On May 29, 1875, Captain Sir George Nares led an expedition on board the Discovery and the Alert to the Canadian arctic, with the intention of reaching the North Pole. On board HMS Discovery was a young naval officer named Reginald Baldwin Fulford, whose possessions have been passed by descent in his family, and have now been consigned for sale in Forum Auctions‘ Fine Books, Manuscripts and Works on Paper on September 26.
The expedition managed to reach the hitherto most northerly point in the Canadian arctic, and chartered almost 400km of unknown coastline. A party led by Cdr. A.H. Markham made an attempt to reach the pole, before turning back due to ice drift and rough conditions.
First of the eight lots in the sale is a superb photograph album compiled by the 24-year-old Lieutenant, comprising 56 albumen prints, many (if not all) of which are by Thomas Mitchell, the paymaster in H.M.S. Discovery.
An amateur photographer, Mitchell was trained at the request of Captain Nares at the Army School of Photography in Chatham especially for this expedition. The images include groups of ‘Eskimeau’ and native women and views of the ice-bound ships, sledging parties, the crew and their dogs etc. The lot carries an estimate of £3,000-4,000.
The most highly priced item, and the most iconic, is the original sledge flag used by Fulford on his exploratory missions. The large metre-long blue silk swallowtail flag carries the rather apt embroidered legend ‘Bear up‘.
In Captain Sir George Nares’ own account of his expedition, published in 1878, he wrote: “On the 15th [July 1876] Lieutenant Fulford crossed Hall’s Basin from Polaris to Discovery Bay and found the ice stationary until he arrived within two miles of the west shore; there he came to broken-up ice in motion, across which he had difficulty in reaching the shore with his sledge crew.” This unique piece of polar ephemera is estimated to fetch £4,000-6,000.

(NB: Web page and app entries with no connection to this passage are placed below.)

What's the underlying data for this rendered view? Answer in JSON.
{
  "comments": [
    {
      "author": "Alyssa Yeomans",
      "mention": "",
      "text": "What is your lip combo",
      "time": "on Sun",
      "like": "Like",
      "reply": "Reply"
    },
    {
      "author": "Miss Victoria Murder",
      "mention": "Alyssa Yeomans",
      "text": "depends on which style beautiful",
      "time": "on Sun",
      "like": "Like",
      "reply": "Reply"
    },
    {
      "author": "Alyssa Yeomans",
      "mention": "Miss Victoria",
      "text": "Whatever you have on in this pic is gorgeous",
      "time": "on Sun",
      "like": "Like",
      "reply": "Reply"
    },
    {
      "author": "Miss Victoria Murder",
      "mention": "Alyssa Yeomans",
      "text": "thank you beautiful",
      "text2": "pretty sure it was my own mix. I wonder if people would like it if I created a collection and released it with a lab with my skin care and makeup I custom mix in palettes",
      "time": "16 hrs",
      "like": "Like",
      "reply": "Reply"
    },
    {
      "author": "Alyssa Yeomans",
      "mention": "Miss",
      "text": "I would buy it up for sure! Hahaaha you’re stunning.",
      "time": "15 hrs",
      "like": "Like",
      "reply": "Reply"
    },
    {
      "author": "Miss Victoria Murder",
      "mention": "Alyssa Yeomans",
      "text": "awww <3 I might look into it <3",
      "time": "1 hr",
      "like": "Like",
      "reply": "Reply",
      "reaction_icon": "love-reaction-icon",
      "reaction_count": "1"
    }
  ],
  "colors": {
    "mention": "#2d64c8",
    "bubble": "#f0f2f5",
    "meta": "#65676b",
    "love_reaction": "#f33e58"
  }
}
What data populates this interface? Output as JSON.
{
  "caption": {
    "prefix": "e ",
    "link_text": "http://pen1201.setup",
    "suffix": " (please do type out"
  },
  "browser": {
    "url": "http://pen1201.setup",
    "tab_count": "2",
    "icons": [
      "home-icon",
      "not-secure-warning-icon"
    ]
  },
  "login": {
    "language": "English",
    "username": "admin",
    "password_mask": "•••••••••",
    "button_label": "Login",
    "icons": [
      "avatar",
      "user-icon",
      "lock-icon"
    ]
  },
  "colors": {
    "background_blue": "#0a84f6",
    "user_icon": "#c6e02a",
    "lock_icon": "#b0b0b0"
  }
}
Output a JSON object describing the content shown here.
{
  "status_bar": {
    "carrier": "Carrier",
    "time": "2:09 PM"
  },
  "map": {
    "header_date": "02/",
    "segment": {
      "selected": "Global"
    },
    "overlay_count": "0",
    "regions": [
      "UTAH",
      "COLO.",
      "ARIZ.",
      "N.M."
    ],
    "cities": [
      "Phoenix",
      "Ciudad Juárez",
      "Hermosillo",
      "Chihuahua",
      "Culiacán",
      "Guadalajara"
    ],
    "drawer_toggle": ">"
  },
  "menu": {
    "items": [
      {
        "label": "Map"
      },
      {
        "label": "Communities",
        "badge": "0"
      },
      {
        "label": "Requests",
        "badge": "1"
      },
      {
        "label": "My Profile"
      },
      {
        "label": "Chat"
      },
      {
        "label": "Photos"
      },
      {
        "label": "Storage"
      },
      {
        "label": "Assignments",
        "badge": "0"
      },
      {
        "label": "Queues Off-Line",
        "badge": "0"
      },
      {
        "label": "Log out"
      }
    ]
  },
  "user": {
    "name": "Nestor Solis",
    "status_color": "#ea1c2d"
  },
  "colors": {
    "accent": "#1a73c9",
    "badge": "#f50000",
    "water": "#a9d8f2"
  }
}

Other personal effects include his snow glasses, which carry an estimate of £400-600; a tea cup and saucer plus coffee cup and saucer used in the British Arctic Expedition, estimated at £400-600; and the Arctic Medal, awarded to Fulford, estimated at £2,000-3,000.